==== Data shown ====

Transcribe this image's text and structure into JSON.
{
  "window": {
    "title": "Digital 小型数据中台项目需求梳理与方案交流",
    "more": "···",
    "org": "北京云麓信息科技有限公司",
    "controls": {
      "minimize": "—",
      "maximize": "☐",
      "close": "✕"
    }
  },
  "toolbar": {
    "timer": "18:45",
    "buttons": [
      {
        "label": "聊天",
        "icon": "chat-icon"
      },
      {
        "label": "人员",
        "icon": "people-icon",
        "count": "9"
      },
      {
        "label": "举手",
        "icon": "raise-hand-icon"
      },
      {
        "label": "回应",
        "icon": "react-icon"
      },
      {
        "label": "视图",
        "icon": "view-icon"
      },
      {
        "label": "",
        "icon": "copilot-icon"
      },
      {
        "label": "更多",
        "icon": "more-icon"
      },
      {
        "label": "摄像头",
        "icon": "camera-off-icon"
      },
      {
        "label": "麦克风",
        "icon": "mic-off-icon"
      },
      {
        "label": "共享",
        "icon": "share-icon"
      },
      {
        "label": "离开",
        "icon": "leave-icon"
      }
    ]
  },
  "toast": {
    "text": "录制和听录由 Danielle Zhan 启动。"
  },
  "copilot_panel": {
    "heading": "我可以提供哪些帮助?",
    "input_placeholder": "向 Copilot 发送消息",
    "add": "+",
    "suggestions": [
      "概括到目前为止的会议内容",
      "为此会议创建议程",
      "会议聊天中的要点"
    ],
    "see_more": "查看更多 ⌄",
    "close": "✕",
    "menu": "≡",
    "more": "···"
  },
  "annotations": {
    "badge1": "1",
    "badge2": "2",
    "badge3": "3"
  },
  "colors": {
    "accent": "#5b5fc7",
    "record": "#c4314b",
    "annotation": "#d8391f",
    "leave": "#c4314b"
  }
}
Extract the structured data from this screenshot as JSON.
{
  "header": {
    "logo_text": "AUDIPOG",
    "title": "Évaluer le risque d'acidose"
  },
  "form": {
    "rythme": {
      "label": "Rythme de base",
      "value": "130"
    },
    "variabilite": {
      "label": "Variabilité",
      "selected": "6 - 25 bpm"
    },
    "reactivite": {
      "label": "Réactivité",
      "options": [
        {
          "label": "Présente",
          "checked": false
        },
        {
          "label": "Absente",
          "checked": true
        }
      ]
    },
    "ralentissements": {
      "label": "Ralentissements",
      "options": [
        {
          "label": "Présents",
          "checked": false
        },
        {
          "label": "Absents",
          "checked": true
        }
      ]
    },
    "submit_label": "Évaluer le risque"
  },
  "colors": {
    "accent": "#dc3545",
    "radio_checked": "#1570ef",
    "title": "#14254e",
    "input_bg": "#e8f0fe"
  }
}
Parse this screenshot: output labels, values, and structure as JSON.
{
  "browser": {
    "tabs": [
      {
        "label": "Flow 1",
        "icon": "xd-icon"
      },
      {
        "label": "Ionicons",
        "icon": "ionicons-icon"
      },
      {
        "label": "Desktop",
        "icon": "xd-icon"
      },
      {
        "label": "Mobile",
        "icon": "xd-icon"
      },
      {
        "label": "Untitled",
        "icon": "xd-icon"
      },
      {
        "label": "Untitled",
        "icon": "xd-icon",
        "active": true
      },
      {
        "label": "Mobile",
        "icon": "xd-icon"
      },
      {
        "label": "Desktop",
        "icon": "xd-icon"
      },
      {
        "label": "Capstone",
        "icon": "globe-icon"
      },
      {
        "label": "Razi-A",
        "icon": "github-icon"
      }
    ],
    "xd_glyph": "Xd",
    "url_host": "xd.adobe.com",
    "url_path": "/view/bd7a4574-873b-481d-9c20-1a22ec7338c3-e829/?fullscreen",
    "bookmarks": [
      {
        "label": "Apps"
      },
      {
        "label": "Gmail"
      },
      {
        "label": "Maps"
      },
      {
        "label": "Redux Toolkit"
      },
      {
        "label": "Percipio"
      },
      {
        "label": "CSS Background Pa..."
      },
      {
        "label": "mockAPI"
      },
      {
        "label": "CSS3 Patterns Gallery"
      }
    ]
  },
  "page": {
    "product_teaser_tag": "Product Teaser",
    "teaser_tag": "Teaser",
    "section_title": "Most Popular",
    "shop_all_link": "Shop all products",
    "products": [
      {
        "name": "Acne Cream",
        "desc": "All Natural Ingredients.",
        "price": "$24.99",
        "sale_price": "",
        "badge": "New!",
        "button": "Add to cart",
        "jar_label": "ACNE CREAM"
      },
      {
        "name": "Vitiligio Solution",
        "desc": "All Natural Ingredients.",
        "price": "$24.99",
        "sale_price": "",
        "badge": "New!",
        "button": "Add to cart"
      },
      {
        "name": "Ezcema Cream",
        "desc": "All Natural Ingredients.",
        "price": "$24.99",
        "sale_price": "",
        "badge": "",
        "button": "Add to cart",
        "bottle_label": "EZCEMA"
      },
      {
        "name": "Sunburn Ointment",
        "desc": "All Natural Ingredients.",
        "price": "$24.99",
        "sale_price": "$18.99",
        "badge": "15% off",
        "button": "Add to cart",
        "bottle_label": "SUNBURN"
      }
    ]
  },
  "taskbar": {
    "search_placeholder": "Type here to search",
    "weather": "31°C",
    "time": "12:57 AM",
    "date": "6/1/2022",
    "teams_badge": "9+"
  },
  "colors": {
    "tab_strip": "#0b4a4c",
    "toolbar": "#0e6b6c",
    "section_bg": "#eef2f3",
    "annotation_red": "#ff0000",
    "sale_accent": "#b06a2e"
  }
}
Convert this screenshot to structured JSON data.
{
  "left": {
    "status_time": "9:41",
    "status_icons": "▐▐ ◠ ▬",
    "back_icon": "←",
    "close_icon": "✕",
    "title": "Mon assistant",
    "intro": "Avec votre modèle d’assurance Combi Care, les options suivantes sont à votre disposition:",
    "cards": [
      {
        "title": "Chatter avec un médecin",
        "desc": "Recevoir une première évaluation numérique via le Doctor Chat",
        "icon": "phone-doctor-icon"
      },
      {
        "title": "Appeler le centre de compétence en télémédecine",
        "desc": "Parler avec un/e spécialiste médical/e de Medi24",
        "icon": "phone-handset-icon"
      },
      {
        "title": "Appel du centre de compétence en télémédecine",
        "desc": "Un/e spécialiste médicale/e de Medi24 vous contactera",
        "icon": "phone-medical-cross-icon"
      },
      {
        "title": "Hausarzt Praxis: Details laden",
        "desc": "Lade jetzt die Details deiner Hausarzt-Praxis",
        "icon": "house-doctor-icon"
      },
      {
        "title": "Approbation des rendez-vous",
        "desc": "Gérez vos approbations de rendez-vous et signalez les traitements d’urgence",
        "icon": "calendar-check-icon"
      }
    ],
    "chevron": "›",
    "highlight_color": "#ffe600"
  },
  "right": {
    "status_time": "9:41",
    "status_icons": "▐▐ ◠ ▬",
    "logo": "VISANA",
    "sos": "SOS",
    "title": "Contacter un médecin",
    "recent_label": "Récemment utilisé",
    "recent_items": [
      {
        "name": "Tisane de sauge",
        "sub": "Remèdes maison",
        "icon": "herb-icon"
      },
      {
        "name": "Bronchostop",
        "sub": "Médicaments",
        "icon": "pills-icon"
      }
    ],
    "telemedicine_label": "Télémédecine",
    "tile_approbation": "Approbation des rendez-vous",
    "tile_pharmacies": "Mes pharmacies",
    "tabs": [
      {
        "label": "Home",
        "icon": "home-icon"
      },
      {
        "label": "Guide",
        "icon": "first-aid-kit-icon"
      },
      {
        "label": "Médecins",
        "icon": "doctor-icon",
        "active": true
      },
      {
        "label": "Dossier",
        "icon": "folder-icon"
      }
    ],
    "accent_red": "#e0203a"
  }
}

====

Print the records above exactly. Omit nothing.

-- Result for this exercise --
Transcribe this image's text and structure into JSON.
{
  "window": {
    "title": "Digital 小型数据中台项目需求梳理与方案交流",
    "more": "···",
    "org": "北京云麓信息科技有限公司",
    "controls": {
      "minimize": "—",
      "maximize": "☐",
      "close": "✕"
    }
  },
  "toolbar": {
    "timer": "18:45",
    "buttons": [
      {
        "label": "聊天",
        "icon": "chat-icon"
      },
      {
        "label": "人员",
        "icon": "people-icon",
        "count": "9"
      },
      {
        "label": "举手",
        "icon": "raise-hand-icon"
      },
      {
        "label": "回应",
        "icon": "react-icon"
      },
      {
        "label": "视图",
        "icon": "view-icon"
      },
      {
        "label": "",
        "icon": "copilot-icon"
      },
      {
        "label": "更多",
        "icon": "more-icon"
      },
      {
        "label": "摄像头",
        "icon": "camera-off-icon"
      },
      {
        "label": "麦克风",
        "icon": "mic-off-icon"
      },
      {
        "label": "共享",
        "icon": "share-icon"
      },
      {
        "label": "离开",
        "icon": "leave-icon"
      }
    ]
  },
  "toast": {
    "text": "录制和听录由 Danielle Zhan 启动。"
  },
  "copilot_panel": {
    "heading": "我可以提供哪些帮助?",
    "input_placeholder": "向 Copilot 发送消息",
    "add": "+",
    "suggestions": [
      "概括到目前为止的会议内容",
      "为此会议创建议程",
      "会议聊天中的要点"
    ],
    "see_more": "查看更多 ⌄",
    "close": "✕",
    "menu": "≡",
    "more": "···"
  },
  "annotations": {
    "badge1": "1",
    "badge2": "2",
    "badge3": "3"
  },
  "colors": {
    "accent": "#5b5fc7",
    "record": "#c4314b",
    "annotation": "#d8391f",
    "leave": "#c4314b"
  }
}
Extract the structured data from this screenshot as JSON.
{
  "header": {
    "logo_text": "AUDIPOG",
    "title": "Évaluer le risque d'acidose"
  },
  "form": {
    "rythme": {
      "label": "Rythme de base",
      "value": "130"
    },
    "variabilite": {
      "label": "Variabilité",
      "selected": "6 - 25 bpm"
    },
    "reactivite": {
      "label": "Réactivité",
      "options": [
        {
          "label": "Présente",
          "checked": false
        },
        {
          "label": "Absente",
          "checked": true
        }
      ]
    },
    "ralentissements": {
      "label": "Ralentissements",
      "options": [
        {
          "label": "Présents",
          "checked": false
        },
        {
          "label": "Absents",
          "checked": true
        }
      ]
    },
    "submit_label": "Évaluer le risque"
  },
  "colors": {
    "accent": "#dc3545",
    "radio_checked": "#1570ef",
    "title": "#14254e",
    "input_bg": "#e8f0fe"
  }
}
Parse this screenshot: output labels, values, and structure as JSON.
{
  "browser": {
    "tabs": [
      {
        "label": "Flow 1",
        "icon": "xd-icon"
      },
      {
        "label": "Ionicons",
        "icon": "ionicons-icon"
      },
      {
        "label": "Desktop",
        "icon": "xd-icon"
      },
      {
        "label": "Mobile",
        "icon": "xd-icon"
      },
      {
        "label": "Untitled",
        "icon": "xd-icon"
      },
      {
        "label": "Untitled",
        "icon": "xd-icon",
        "active": true
      },
      {
        "label": "Mobile",
        "icon": "xd-icon"
      },
      {
        "label": "Desktop",
        "icon": "xd-icon"
      },
      {
        "label": "Capstone",
        "icon": "globe-icon"
      },
      {
        "label": "Razi-A",
        "icon": "github-icon"
      }
    ],
    "xd_glyph": "Xd",
    "url_host": "xd.adobe.com",
    "url_path": "/view/bd7a4574-873b-481d-9c20-1a22ec7338c3-e829/?fullscreen",
    "bookmarks": [
      {
        "label": "Apps"
      },
      {
        "label": "Gmail"
      },
      {
        "label": "Maps"
      },
      {
        "label": "Redux Toolkit"
      },
      {
        "label": "Percipio"
      },
      {
        "label": "CSS Background Pa..."
      },
      {
        "label": "mockAPI"
      },
      {
        "label": "CSS3 Patterns Gallery"
      }
    ]
  },
  "page": {
    "product_teaser_tag": "Product Teaser",
    "teaser_tag": "Teaser",
    "section_title": "Most Popular",
    "shop_all_link": "Shop all products",
    "products": [
      {
        "name": "Acne Cream",
        "desc": "All Natural Ingredients.",
        "price": "$24.99",
        "sale_price": "",
        "badge": "New!",
        "button": "Add to cart",
        "jar_label": "ACNE CREAM"
      },
      {
        "name": "Vitiligio Solution",
        "desc": "All Natural Ingredients.",
        "price": "$24.99",
        "sale_price": "",
        "badge": "New!",
        "button": "Add to cart"
      },
      {
        "name": "Ezcema Cream",
        "desc": "All Natural Ingredients.",
        "price": "$24.99",
        "sale_price": "",
        "badge": "",
        "button": "Add to cart",
        "bottle_label": "EZCEMA"
      },
      {
        "name": "Sunburn Ointment",
        "desc": "All Natural Ingredients.",
        "price": "$24.99",
        "sale_price": "$18.99",
        "badge": "15% off",
        "button": "Add to cart",
        "bottle_label": "SUNBURN"
      }
    ]
  },
  "taskbar": {
    "search_placeholder": "Type here to search",
    "weather": "31°C",
    "time": "12:57 AM",
    "date": "6/1/2022",
    "teams_badge": "9+"
  },
  "colors": {
    "tab_strip": "#0b4a4c",
    "toolbar": "#0e6b6c",
    "section_bg": "#eef2f3",
    "annotation_red": "#ff0000",
    "sale_accent": "#b06a2e"
  }
}
Convert this screenshot to structured JSON data.
{
  "left": {
    "status_time": "9:41",
    "status_icons": "▐▐ ◠ ▬",
    "back_icon": "←",
    "close_icon": "✕",
    "title": "Mon assistant",
    "intro": "Avec votre modèle d’assurance Combi Care, les options suivantes sont à votre disposition:",
    "cards": [
      {
        "title": "Chatter avec un médecin",
        "desc": "Recevoir une première évaluation numérique via le Doctor Chat",
        "icon": "phone-doctor-icon"
      },
      {
        "title": "Appeler le centre de compétence en télémédecine",
        "desc": "Parler avec un/e spécialiste médical/e de Medi24",
        "icon": "phone-handset-icon"
      },
      {
        "title": "Appel du centre de compétence en télémédecine",
        "desc": "Un/e spécialiste médicale/e de Medi24 vous contactera",
        "icon": "phone-medical-cross-icon"
      },
      {
        "title": "Hausarzt Praxis: Details laden",
        "desc": "Lade jetzt die Details deiner Hausarzt-Praxis",
        "icon": "house-doctor-icon"
      },
      {
        "title": "Approbation des rendez-vous",
        "desc": "Gérez vos approbations de rendez-vous et signalez les traitements d’urgence",
        "icon": "calendar-check-icon"
      }
    ],
    "chevron": "›",
    "highlight_color": "#ffe600"
  },
  "right": {
    "status_time": "9:41",
    "status_icons": "▐▐ ◠ ▬",
    "logo": "VISANA",
    "sos": "SOS",
    "title": "Contacter un médecin",
    "recent_label": "Récemment utilisé",
    "recent_items": [
      {
        "name": "Tisane de sauge",
        "sub": "Remèdes maison",
        "icon": "herb-icon"
      },
      {
        "name": "Bronchostop",
        "sub": "Médicaments",
        "icon": "pills-icon"
      }
    ],
    "telemedicine_label": "Télémédecine",
    "tile_approbation": "Approbation des rendez-vous",
    "tile_pharmacies": "Mes pharmacies",
    "tabs": [
      {
        "label": "Home",
        "icon": "home-icon"
      },
      {
        "label": "Guide",
        "icon": "first-aid-kit-icon"
      },
      {
        "label": "Médecins",
        "icon": "doctor-icon",
        "active": true
      },
      {
        "label": "Dossier",
        "icon": "folder-icon"
      }
    ],
    "accent_red": "#e0203a"
  }
}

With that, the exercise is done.